■ **SUPPLIED MATERIAL**:

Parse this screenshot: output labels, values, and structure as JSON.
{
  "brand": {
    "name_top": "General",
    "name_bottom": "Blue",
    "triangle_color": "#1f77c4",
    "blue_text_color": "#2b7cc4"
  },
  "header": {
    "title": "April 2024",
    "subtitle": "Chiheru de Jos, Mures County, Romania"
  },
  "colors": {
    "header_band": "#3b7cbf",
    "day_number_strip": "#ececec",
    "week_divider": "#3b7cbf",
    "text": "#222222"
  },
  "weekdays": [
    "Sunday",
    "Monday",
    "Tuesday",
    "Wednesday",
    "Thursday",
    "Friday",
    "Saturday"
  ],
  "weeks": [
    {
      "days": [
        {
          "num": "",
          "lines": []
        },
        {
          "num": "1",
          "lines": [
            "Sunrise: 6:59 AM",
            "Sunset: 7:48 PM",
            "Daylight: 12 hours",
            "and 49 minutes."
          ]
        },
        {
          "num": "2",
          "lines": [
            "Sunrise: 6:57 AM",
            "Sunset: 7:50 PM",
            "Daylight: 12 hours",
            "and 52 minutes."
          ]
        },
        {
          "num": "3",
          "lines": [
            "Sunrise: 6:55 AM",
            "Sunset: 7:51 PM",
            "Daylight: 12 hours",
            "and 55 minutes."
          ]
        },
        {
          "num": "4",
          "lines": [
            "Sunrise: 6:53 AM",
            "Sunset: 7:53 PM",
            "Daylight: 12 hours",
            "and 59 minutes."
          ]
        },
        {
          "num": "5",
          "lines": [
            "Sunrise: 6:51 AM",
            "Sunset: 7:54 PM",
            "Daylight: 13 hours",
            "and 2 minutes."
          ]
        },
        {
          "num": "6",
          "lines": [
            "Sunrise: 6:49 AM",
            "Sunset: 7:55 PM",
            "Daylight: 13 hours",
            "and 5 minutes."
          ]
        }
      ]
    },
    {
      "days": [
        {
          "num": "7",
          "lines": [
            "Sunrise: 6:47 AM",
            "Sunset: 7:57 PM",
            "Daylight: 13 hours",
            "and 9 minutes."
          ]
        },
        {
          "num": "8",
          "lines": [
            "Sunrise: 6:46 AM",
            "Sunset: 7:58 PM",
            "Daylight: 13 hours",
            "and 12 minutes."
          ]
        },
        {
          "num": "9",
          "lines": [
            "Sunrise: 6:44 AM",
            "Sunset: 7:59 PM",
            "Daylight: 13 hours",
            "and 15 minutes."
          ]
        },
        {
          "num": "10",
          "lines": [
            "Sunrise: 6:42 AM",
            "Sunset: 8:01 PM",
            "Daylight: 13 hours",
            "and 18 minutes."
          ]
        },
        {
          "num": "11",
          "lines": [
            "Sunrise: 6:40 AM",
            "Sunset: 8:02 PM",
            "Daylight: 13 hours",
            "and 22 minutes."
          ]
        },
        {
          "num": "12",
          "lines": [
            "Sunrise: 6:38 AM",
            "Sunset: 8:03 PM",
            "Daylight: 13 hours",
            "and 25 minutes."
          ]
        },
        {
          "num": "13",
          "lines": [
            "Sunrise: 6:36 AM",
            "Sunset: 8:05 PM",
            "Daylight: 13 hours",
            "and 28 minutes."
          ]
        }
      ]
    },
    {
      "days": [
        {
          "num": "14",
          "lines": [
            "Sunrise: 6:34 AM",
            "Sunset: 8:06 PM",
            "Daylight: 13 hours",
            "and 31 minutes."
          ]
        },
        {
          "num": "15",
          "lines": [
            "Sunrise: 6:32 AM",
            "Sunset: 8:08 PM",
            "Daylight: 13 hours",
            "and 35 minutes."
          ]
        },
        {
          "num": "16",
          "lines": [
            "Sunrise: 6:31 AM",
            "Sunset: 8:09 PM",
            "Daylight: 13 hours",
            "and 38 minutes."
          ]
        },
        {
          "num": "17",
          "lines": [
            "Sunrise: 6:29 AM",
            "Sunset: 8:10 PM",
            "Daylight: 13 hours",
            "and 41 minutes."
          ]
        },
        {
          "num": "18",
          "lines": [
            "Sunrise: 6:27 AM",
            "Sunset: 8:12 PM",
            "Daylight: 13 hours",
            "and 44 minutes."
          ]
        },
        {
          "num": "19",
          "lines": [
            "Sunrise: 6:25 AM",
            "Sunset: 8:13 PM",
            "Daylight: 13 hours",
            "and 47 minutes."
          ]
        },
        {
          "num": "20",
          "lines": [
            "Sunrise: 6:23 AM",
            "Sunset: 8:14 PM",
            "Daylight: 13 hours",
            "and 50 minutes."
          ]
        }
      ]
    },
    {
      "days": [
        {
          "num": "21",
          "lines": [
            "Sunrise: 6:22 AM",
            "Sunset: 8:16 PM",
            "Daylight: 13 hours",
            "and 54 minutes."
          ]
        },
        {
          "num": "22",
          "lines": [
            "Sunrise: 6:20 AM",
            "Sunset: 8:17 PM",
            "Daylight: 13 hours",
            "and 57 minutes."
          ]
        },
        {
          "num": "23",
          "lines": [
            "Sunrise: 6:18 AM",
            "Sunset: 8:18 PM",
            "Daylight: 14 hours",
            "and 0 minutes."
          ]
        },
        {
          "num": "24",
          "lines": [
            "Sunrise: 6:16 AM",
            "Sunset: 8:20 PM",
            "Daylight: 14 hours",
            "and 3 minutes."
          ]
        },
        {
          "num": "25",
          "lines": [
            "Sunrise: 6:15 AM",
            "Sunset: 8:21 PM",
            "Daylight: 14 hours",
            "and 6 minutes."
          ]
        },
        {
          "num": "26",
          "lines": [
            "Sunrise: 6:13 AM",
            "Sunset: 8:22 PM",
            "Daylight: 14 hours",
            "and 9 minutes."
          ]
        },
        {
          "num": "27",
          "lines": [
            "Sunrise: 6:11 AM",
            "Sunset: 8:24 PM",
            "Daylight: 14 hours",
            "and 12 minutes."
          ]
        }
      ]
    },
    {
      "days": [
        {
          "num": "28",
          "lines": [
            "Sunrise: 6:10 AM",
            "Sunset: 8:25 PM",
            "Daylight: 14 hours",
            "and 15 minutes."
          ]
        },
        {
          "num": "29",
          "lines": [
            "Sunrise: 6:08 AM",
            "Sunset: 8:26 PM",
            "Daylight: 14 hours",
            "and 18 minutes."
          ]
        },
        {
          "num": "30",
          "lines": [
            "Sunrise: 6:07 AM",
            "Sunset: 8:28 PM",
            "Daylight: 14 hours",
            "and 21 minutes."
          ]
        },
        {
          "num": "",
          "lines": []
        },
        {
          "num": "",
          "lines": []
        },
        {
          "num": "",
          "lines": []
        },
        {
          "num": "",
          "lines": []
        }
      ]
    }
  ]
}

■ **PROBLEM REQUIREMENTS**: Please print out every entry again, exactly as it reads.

■ **TASK SOLUTION**:
Parse this screenshot: output labels, values, and structure as JSON.
{
  "brand": {
    "name_top": "General",
    "name_bottom": "Blue",
    "triangle_color": "#1f77c4",
    "blue_text_color": "#2b7cc4"
  },
  "header": {
    "title": "April 2024",
    "subtitle": "Chiheru de Jos, Mures County, Romania"
  },
  "colors": {
    "header_band": "#3b7cbf",
    "day_number_strip": "#ececec",
    "week_divider": "#3b7cbf",
    "text": "#222222"
  },
  "weekdays": [
    "Sunday",
    "Monday",
    "Tuesday",
    "Wednesday",
    "Thursday",
    "Friday",
    "Saturday"
  ],
  "weeks": [
    {
      "days": [
        {
          "num": "",
          "lines": []
        },
        {
          "num": "1",
          "lines": [
            "Sunrise: 6:59 AM",
            "Sunset: 7:48 PM",
            "Daylight: 12 hours",
            "and 49 minutes."
          ]
        },
        {
          "num": "2",
          "lines": [
            "Sunrise: 6:57 AM",
            "Sunset: 7:50 PM",
            "Daylight: 12 hours",
            "and 52 minutes."
          ]
        },
        {
          "num": "3",
          "lines": [
            "Sunrise: 6:55 AM",
            "Sunset: 7:51 PM",
            "Daylight: 12 hours",
            "and 55 minutes."
          ]
        },
        {
          "num": "4",
          "lines": [
            "Sunrise: 6:53 AM",
            "Sunset: 7:53 PM",
            "Daylight: 12 hours",
            "and 59 minutes."
          ]
        },
        {
          "num": "5",
          "lines": [
            "Sunrise: 6:51 AM",
            "Sunset: 7:54 PM",
            "Daylight: 13 hours",
            "and 2 minutes."
          ]
        },
        {
          "num": "6",
          "lines": [
            "Sunrise: 6:49 AM",
            "Sunset: 7:55 PM",
            "Daylight: 13 hours",
            "and 5 minutes."
          ]
        }
      ]
    },
    {
      "days": [
        {
          "num": "7",
          "lines": [
            "Sunrise: 6:47 AM",
            "Sunset: 7:57 PM",
            "Daylight: 13 hours",
            "and 9 minutes."
          ]
        },
        {
          "num": "8",
          "lines": [
            "Sunrise: 6:46 AM",
            "Sunset: 7:58 PM",
            "Daylight: 13 hours",
            "and 12 minutes."
          ]
        },
        {
          "num": "9",
          "lines": [
            "Sunrise: 6:44 AM",
            "Sunset: 7:59 PM",
            "Daylight: 13 hours",
            "and 15 minutes."
          ]
        },
        {
          "num": "10",
          "lines": [
            "Sunrise: 6:42 AM",
            "Sunset: 8:01 PM",
            "Daylight: 13 hours",
            "and 18 minutes."
          ]
        },
        {
          "num": "11",
          "lines": [
            "Sunrise: 6:40 AM",
            "Sunset: 8:02 PM",
            "Daylight: 13 hours",
            "and 22 minutes."
          ]
        },
        {
          "num": "12",
          "lines": [
            "Sunrise: 6:38 AM",
            "Sunset: 8:03 PM",
            "Daylight: 13 hours",
            "and 25 minutes."
          ]
        },
        {
          "num": "13",
          "lines": [
            "Sunrise: 6:36 AM",
            "Sunset: 8:05 PM",
            "Daylight: 13 hours",
            "and 28 minutes."
          ]
        }
      ]
    },
    {
      "days": [
        {
          "num": "14",
          "lines": [
            "Sunrise: 6:34 AM",
            "Sunset: 8:06 PM",
            "Daylight: 13 hours",
            "and 31 minutes."
          ]
        },
        {
          "num": "15",
          "lines": [
            "Sunrise: 6:32 AM",
            "Sunset: 8:08 PM",
            "Daylight: 13 hours",
            "and 35 minutes."
          ]
        },
        {
          "num": "16",
          "lines": [
            "Sunrise: 6:31 AM",
            "Sunset: 8:09 PM",
            "Daylight: 13 hours",
            "and 38 minutes."
          ]
        },
        {
          "num": "17",
          "lines": [
            "Sunrise: 6:29 AM",
            "Sunset: 8:10 PM",
            "Daylight: 13 hours",
            "and 41 minutes."
          ]
        },
        {
          "num": "18",
          "lines": [
            "Sunrise: 6:27 AM",
            "Sunset: 8:12 PM",
            "Daylight: 13 hours",
            "and 44 minutes."
          ]
        },
        {
          "num": "19",
          "lines": [
            "Sunrise: 6:25 AM",
            "Sunset: 8:13 PM",
            "Daylight: 13 hours",
            "and 47 minutes."
          ]
        },
        {
          "num": "20",
          "lines": [
            "Sunrise: 6:23 AM",
            "Sunset: 8:14 PM",
            "Daylight: 13 hours",
            "and 50 minutes."
          ]
        }
      ]
    },
    {
      "days": [
        {
          "num": "21",
          "lines": [
            "Sunrise: 6:22 AM",
            "Sunset: 8:16 PM",
            "Daylight: 13 hours",
            "and 54 minutes."
          ]
        },
        {
          "num": "22",
          "lines": [
            "Sunrise: 6:20 AM",
            "Sunset: 8:17 PM",
            "Daylight: 13 hours",
            "and 57 minutes."
          ]
        },
        {
          "num": "23",
          "lines": [
            "Sunrise: 6:18 AM",
            "Sunset: 8:18 PM",
            "Daylight: 14 hours",
            "and 0 minutes."
          ]
        },
        {
          "num": "24",
          "lines": [
            "Sunrise: 6:16 AM",
            "Sunset: 8:20 PM",
            "Daylight: 14 hours",
            "and 3 minutes."
          ]
        },
        {
          "num": "25",
          "lines": [
            "Sunrise: 6:15 AM",
            "Sunset: 8:21 PM",
            "Daylight: 14 hours",
            "and 6 minutes."
          ]
        },
        {
          "num": "26",
          "lines": [
            "Sunrise: 6:13 AM",
            "Sunset: 8:22 PM",
            "Daylight: 14 hours",
            "and 9 minutes."
          ]
        },
        {
          "num": "27",
          "lines": [
            "Sunrise: 6:11 AM",
            "Sunset: 8:24 PM",
            "Daylight: 14 hours",
            "and 12 minutes."
          ]
        }
      ]
    },
    {
      "days": [
        {
          "num": "28",
          "lines": [
            "Sunrise: 6:10 AM",
            "Sunset: 8:25 PM",
            "Daylight: 14 hours",
            "and 15 minutes."
          ]
        },
        {
          "num": "29",
          "lines": [
            "Sunrise: 6:08 AM",
            "Sunset: 8:26 PM",
            "Daylight: 14 hours",
            "and 18 minutes."
          ]
        },
        {
          "num": "30",
          "lines": [
            "Sunrise: 6:07 AM",
            "Sunset: 8:28 PM",
            "Daylight: 14 hours",
            "and 21 minutes."
          ]
        },
        {
          "num": "",
          "lines": []
        },
        {
          "num": "",
          "lines": []
        },
        {
          "num": "",
          "lines": []
        },
        {
          "num": "",
          "lines": []
        }
      ]
    }
  ]
}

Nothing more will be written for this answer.